[What the task requires]: Every entry must be set down exactly in the answer; no pictures should appear.

[Provided records]:
------------------------------------------------
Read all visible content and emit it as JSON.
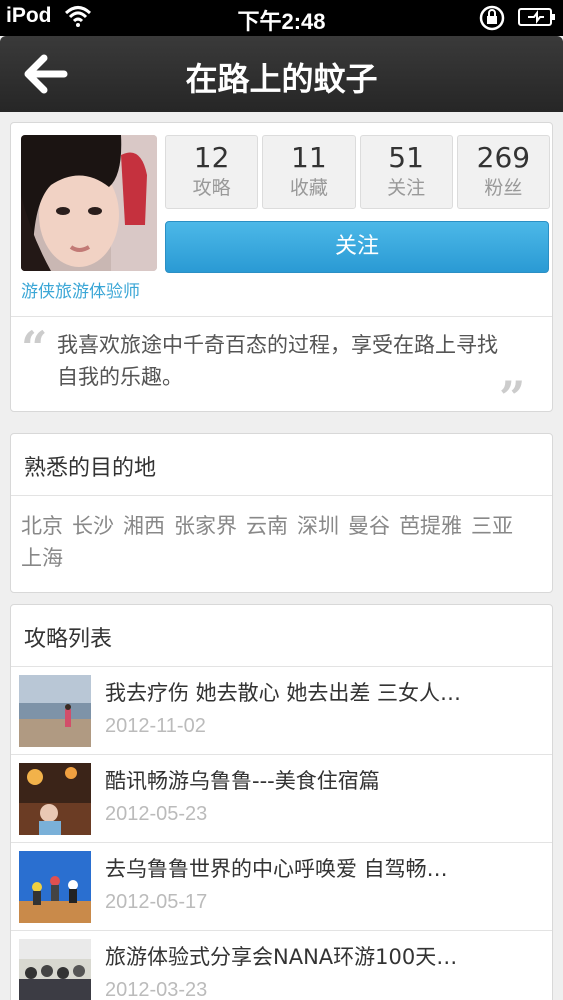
{
  "status_bar": {
    "carrier": "iPod",
    "time": "下午2:48"
  },
  "nav": {
    "title": "在路上的蚊子"
  },
  "profile": {
    "role": "游侠旅游体验师",
    "stats": [
      {
        "value": "12",
        "label": "攻略"
      },
      {
        "value": "11",
        "label": "收藏"
      },
      {
        "value": "51",
        "label": "关注"
      },
      {
        "value": "269",
        "label": "粉丝"
      }
    ],
    "follow_label": "关注",
    "bio": "我喜欢旅途中千奇百态的过程，享受在路上寻找自我的乐趣。"
  },
  "destinations": {
    "title": "熟悉的目的地",
    "items": [
      "北京",
      "长沙",
      "湘西",
      "张家界",
      "云南",
      "深圳",
      "曼谷",
      "芭提雅",
      "三亚",
      "上海"
    ]
  },
  "guides": {
    "title": "攻略列表",
    "items": [
      {
        "title": "我去疗伤 她去散心 她去出差 三女人…",
        "date": "2012-11-02"
      },
      {
        "title": "酷讯畅游乌鲁鲁---美食住宿篇",
        "date": "2012-05-23"
      },
      {
        "title": "去乌鲁鲁世界的中心呼唤爱 自驾畅…",
        "date": "2012-05-17"
      },
      {
        "title": "旅游体验式分享会NANA环游100天…",
        "date": "2012-03-23"
      }
    ]
  },
  "colors": {
    "accent": "#3aa6d6",
    "navbar": "#2e2e2e"
  }
}
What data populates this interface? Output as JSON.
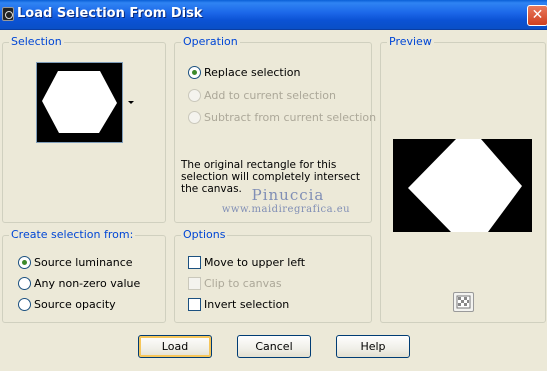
{
  "window": {
    "title": "Load Selection From Disk",
    "close_glyph": "✕"
  },
  "selection": {
    "group_label": "Selection"
  },
  "operation": {
    "group_label": "Operation",
    "options": [
      {
        "label": "Replace selection",
        "selected": true,
        "enabled": true
      },
      {
        "label": "Add to current selection",
        "selected": false,
        "enabled": false
      },
      {
        "label": "Subtract from current selection",
        "selected": false,
        "enabled": false
      }
    ],
    "description": "The original rectangle for this selection will completely intersect the canvas."
  },
  "preview": {
    "group_label": "Preview",
    "tool_icon": "checkerboard-icon"
  },
  "create_from": {
    "group_label": "Create selection from:",
    "options": [
      {
        "label": "Source luminance",
        "selected": true
      },
      {
        "label": "Any non-zero value",
        "selected": false
      },
      {
        "label": "Source opacity",
        "selected": false
      }
    ]
  },
  "options": {
    "group_label": "Options",
    "items": [
      {
        "label": "Move to upper left",
        "checked": false,
        "enabled": true
      },
      {
        "label": "Clip to canvas",
        "checked": false,
        "enabled": false
      },
      {
        "label": "Invert selection",
        "checked": false,
        "enabled": true
      }
    ]
  },
  "watermark": {
    "line1": "Pinuccia",
    "line2": "www.maidiregrafica.eu"
  },
  "buttons": {
    "load": "Load",
    "cancel": "Cancel",
    "help": "Help"
  },
  "colors": {
    "group_title": "#0046d5",
    "titlebar": "#0b52d4",
    "dialog_bg": "#ece9d8"
  }
}
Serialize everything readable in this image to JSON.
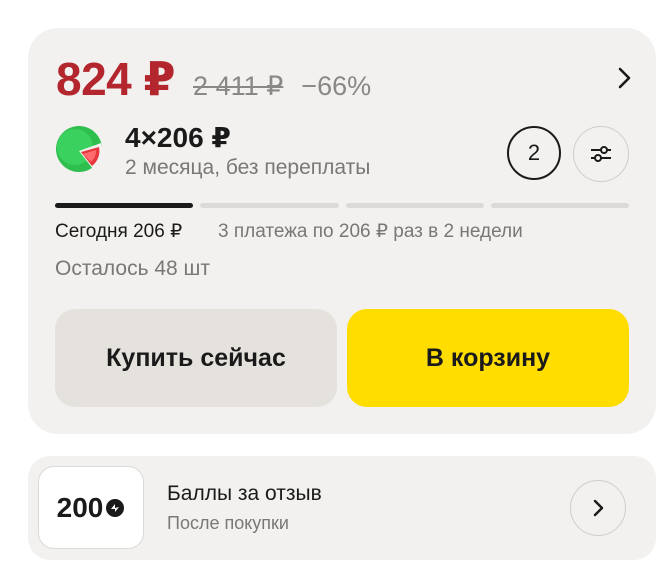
{
  "offer": {
    "price_current": "824 ₽",
    "price_old": "2 411 ₽",
    "discount": "−66%"
  },
  "split": {
    "icon": "split-payment-logo-icon",
    "installment": "4×206 ₽",
    "subtitle": "2 месяца, без переплаты",
    "quantity": "2",
    "payments_total": 4,
    "payments_done": 1,
    "today_label": "Сегодня 206 ₽",
    "schedule_label": "3 платежа по 206 ₽ раз в 2 недели"
  },
  "stock_label": "Осталось 48 шт",
  "actions": {
    "buy_now": "Купить сейчас",
    "add_to_cart": "В корзину"
  },
  "review_bonus": {
    "points": "200",
    "title": "Баллы за отзыв",
    "subtitle": "После покупки"
  },
  "colors": {
    "price": "#b3262d",
    "cart_button": "#ffdd00",
    "buy_button": "#e5e2dd",
    "card_background": "#f2f1ef"
  }
}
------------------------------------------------
[Reply]:
Read all visible content and emit it as JSON.
{
  "status_bar": {
    "carrier": "iPod",
    "time": "下午2:48"
  },
  "nav": {
    "title": "在路上的蚊子"
  },
  "profile": {
    "role": "游侠旅游体验师",
    "stats": [
      {
        "value": "12",
        "label": "攻略"
      },
      {
        "value": "11",
        "label": "收藏"
      },
      {
        "value": "51",
        "label": "关注"
      },
      {
        "value": "269",
        "label": "粉丝"
      }
    ],
    "follow_label": "关注",
    "bio": "我喜欢旅途中千奇百态的过程，享受在路上寻找自我的乐趣。"
  },
  "destinations": {
    "title": "熟悉的目的地",
    "items": [
      "北京",
      "长沙",
      "湘西",
      "张家界",
      "云南",
      "深圳",
      "曼谷",
      "芭提雅",
      "三亚",
      "上海"
    ]
  },
  "guides": {
    "title": "攻略列表",
    "items": [
      {
        "title": "我去疗伤 她去散心 她去出差 三女人…",
        "date": "2012-11-02"
      },
      {
        "title": "酷讯畅游乌鲁鲁---美食住宿篇",
        "date": "2012-05-23"
      },
      {
        "title": "去乌鲁鲁世界的中心呼唤爱 自驾畅…",
        "date": "2012-05-17"
      },
      {
        "title": "旅游体验式分享会NANA环游100天…",
        "date": "2012-03-23"
      }
    ]
  },
  "colors": {
    "accent": "#3aa6d6",
    "navbar": "#2e2e2e"
  }
}
What data populates this interface? Output as JSON.
{
  "window": {
    "title": "Load Selection From Disk",
    "close_glyph": "✕"
  },
  "selection": {
    "group_label": "Selection"
  },
  "operation": {
    "group_label": "Operation",
    "options": [
      {
        "label": "Replace selection",
        "selected": true,
        "enabled": true
      },
      {
        "label": "Add to current selection",
        "selected": false,
        "enabled": false
      },
      {
        "label": "Subtract from current selection",
        "selected": false,
        "enabled": false
      }
    ],
    "description": "The original rectangle for this selection will completely intersect the canvas."
  },
  "preview": {
    "group_label": "Preview",
    "tool_icon": "checkerboard-icon"
  },
  "create_from": {
    "group_label": "Create selection from:",
    "options": [
      {
        "label": "Source luminance",
        "selected": true
      },
      {
        "label": "Any non-zero value",
        "selected": false
      },
      {
        "label": "Source opacity",
        "selected": false
      }
    ]
  },
  "options": {
    "group_label": "Options",
    "items": [
      {
        "label": "Move to upper left",
        "checked": false,
        "enabled": true
      },
      {
        "label": "Clip to canvas",
        "checked": false,
        "enabled": false
      },
      {
        "label": "Invert selection",
        "checked": false,
        "enabled": true
      }
    ]
  },
  "watermark": {
    "line1": "Pinuccia",
    "line2": "www.maidiregrafica.eu"
  },
  "buttons": {
    "load": "Load",
    "cancel": "Cancel",
    "help": "Help"
  },
  "colors": {
    "group_title": "#0046d5",
    "titlebar": "#0b52d4",
    "dialog_bg": "#ece9d8"
  }
}
Serialize everything readable in this image to JSON.
{
  "offer": {
    "price_current": "824 ₽",
    "price_old": "2 411 ₽",
    "discount": "−66%"
  },
  "split": {
    "icon": "split-payment-logo-icon",
    "installment": "4×206 ₽",
    "subtitle": "2 месяца, без переплаты",
    "quantity": "2",
    "payments_total": 4,
    "payments_done": 1,
    "today_label": "Сегодня 206 ₽",
    "schedule_label": "3 платежа по 206 ₽ раз в 2 недели"
  },
  "stock_label": "Осталось 48 шт",
  "actions": {
    "buy_now": "Купить сейчас",
    "add_to_cart": "В корзину"
  },
  "review_bonus": {
    "points": "200",
    "title": "Баллы за отзыв",
    "subtitle": "После покупки"
  },
  "colors": {
    "price": "#b3262d",
    "cart_button": "#ffdd00",
    "buy_button": "#e5e2dd",
    "card_background": "#f2f1ef"
  }
}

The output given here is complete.